__Information shown__:

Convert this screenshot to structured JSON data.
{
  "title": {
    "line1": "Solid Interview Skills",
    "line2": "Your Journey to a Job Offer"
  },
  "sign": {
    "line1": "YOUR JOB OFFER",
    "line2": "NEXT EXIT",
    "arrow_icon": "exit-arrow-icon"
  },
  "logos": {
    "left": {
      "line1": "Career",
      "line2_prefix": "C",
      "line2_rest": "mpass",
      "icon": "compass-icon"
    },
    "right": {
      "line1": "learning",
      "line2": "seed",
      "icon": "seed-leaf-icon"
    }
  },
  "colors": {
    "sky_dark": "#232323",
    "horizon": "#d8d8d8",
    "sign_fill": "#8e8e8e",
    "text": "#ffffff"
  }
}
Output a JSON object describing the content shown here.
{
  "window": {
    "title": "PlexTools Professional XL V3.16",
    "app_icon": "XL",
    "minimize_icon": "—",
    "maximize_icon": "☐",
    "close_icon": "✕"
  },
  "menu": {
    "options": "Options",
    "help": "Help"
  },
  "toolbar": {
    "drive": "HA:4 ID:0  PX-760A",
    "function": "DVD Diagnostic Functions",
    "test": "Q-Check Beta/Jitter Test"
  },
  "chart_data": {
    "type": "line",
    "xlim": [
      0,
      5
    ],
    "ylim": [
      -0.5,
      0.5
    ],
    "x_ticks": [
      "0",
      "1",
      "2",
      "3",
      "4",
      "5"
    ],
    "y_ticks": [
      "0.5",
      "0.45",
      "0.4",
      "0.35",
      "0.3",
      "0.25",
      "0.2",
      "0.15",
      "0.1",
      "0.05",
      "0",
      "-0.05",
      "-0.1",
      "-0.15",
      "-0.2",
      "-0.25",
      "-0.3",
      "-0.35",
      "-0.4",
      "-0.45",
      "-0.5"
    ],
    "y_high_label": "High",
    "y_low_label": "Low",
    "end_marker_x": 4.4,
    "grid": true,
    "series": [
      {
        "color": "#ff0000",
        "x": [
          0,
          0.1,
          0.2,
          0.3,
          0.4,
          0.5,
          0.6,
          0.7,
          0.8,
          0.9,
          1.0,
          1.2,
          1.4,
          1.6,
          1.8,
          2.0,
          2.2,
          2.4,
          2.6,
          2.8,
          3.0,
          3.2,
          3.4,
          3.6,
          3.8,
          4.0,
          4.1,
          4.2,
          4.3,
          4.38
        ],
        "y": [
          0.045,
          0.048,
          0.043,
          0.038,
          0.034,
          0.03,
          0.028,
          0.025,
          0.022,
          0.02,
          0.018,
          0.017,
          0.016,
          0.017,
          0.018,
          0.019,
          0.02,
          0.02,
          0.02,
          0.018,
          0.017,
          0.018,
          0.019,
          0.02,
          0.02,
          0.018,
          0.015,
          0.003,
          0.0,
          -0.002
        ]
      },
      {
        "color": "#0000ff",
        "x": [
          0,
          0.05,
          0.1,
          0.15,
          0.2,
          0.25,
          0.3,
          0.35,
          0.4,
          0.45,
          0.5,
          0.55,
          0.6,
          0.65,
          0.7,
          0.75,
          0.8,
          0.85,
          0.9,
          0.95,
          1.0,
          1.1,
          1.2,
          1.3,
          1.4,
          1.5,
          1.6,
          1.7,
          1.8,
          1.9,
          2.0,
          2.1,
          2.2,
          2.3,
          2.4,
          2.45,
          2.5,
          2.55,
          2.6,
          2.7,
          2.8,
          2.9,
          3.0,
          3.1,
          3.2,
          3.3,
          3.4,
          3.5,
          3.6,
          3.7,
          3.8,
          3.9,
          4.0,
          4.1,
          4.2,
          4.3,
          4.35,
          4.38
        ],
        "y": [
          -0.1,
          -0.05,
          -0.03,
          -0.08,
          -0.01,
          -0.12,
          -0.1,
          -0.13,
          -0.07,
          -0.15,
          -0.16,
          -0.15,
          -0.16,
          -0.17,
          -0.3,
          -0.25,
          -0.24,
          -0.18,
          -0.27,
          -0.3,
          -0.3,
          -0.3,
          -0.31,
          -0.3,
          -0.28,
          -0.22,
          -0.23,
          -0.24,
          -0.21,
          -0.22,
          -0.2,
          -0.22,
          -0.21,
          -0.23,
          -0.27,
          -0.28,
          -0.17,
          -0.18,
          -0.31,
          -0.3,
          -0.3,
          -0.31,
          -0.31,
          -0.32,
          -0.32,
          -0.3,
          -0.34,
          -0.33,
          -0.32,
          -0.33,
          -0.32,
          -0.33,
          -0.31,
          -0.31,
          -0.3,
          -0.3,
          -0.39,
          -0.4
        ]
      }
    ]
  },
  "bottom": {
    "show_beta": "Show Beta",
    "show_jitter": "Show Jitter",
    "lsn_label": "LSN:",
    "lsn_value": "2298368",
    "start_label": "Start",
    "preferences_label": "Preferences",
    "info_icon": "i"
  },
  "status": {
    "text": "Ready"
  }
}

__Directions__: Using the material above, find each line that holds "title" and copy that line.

__Expected answer__:
  "title": {
    "title": "PlexTools Professional XL V3.16",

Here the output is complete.